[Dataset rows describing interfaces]
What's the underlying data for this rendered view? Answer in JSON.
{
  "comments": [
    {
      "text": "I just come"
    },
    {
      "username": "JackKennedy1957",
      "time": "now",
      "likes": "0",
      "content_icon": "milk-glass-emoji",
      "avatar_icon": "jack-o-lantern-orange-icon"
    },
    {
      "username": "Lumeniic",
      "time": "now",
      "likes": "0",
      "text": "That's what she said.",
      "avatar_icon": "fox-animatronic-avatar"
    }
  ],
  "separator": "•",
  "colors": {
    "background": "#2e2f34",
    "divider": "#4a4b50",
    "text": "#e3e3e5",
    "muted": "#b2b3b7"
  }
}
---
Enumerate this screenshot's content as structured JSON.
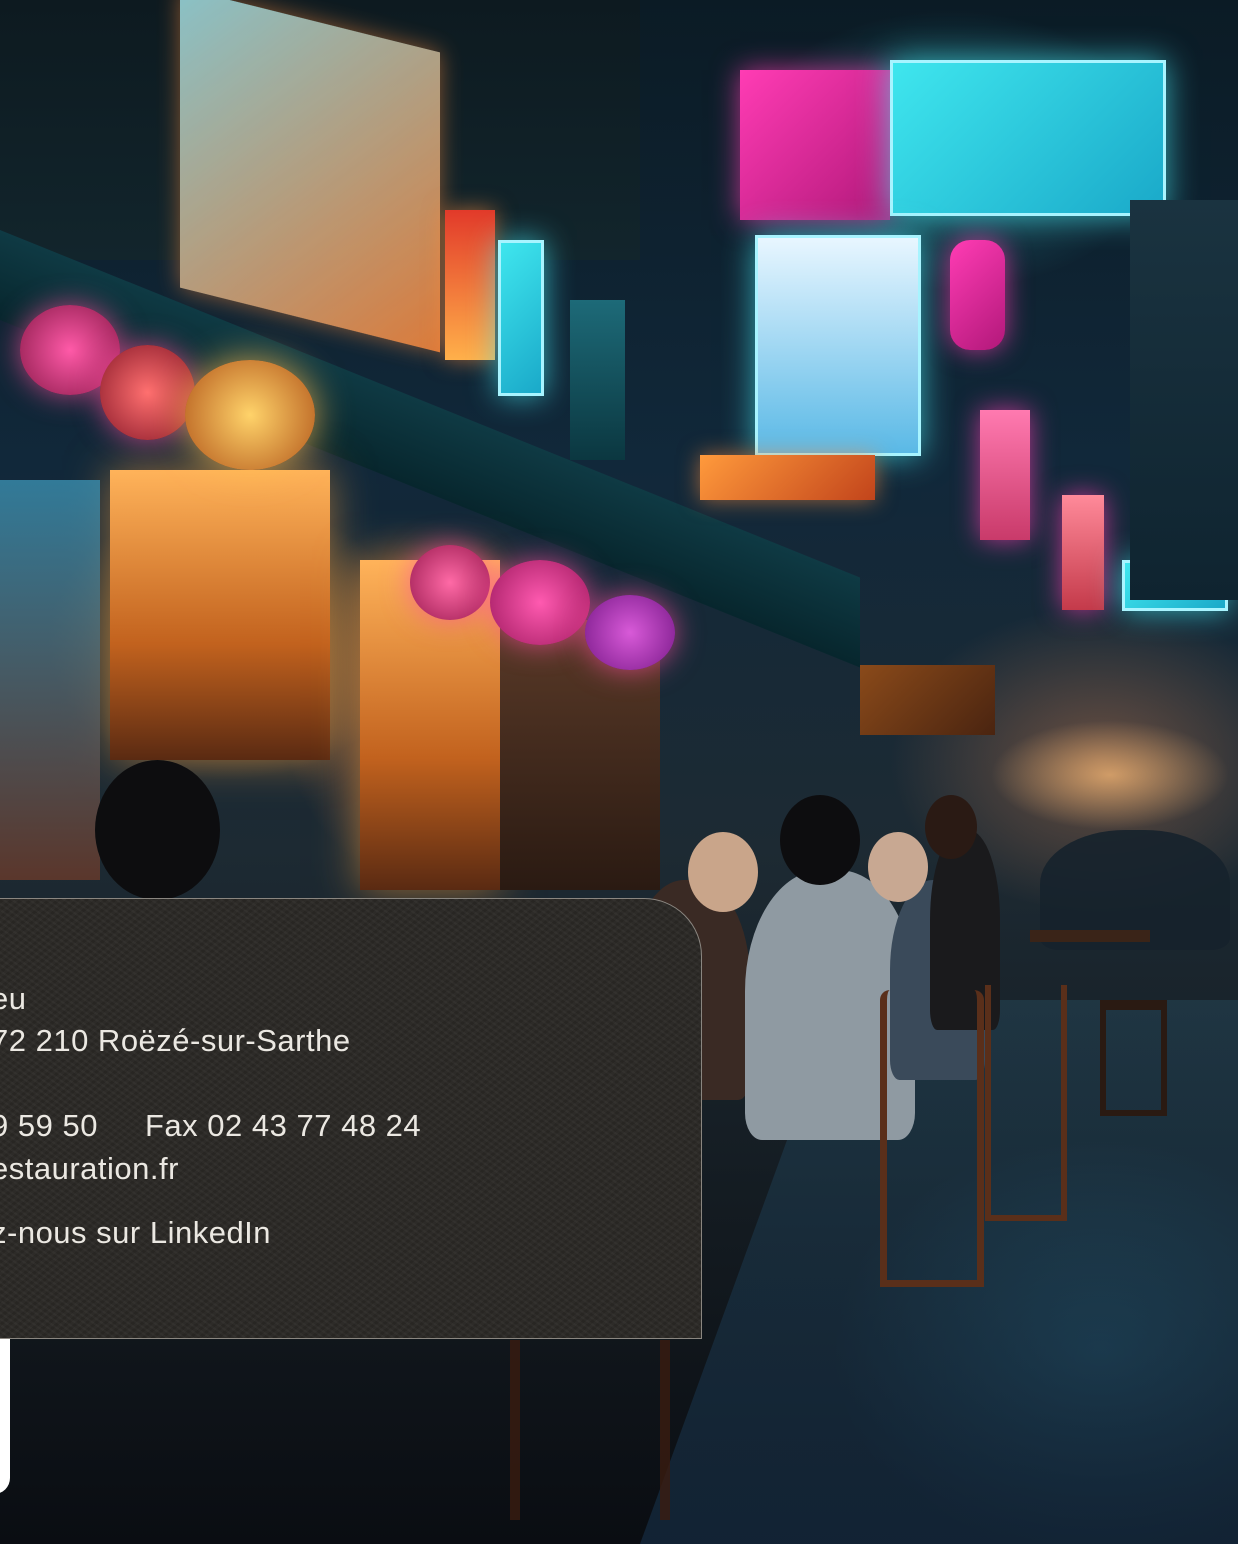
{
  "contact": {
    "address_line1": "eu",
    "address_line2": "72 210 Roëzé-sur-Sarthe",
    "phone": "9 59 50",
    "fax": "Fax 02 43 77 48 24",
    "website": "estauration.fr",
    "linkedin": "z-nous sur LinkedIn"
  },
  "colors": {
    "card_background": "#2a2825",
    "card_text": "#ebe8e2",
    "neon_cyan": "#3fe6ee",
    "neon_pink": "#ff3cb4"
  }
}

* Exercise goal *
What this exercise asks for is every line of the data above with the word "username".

* Solution to this problem *
      "username": "JackKennedy1957",
      "username": "Lumeniic",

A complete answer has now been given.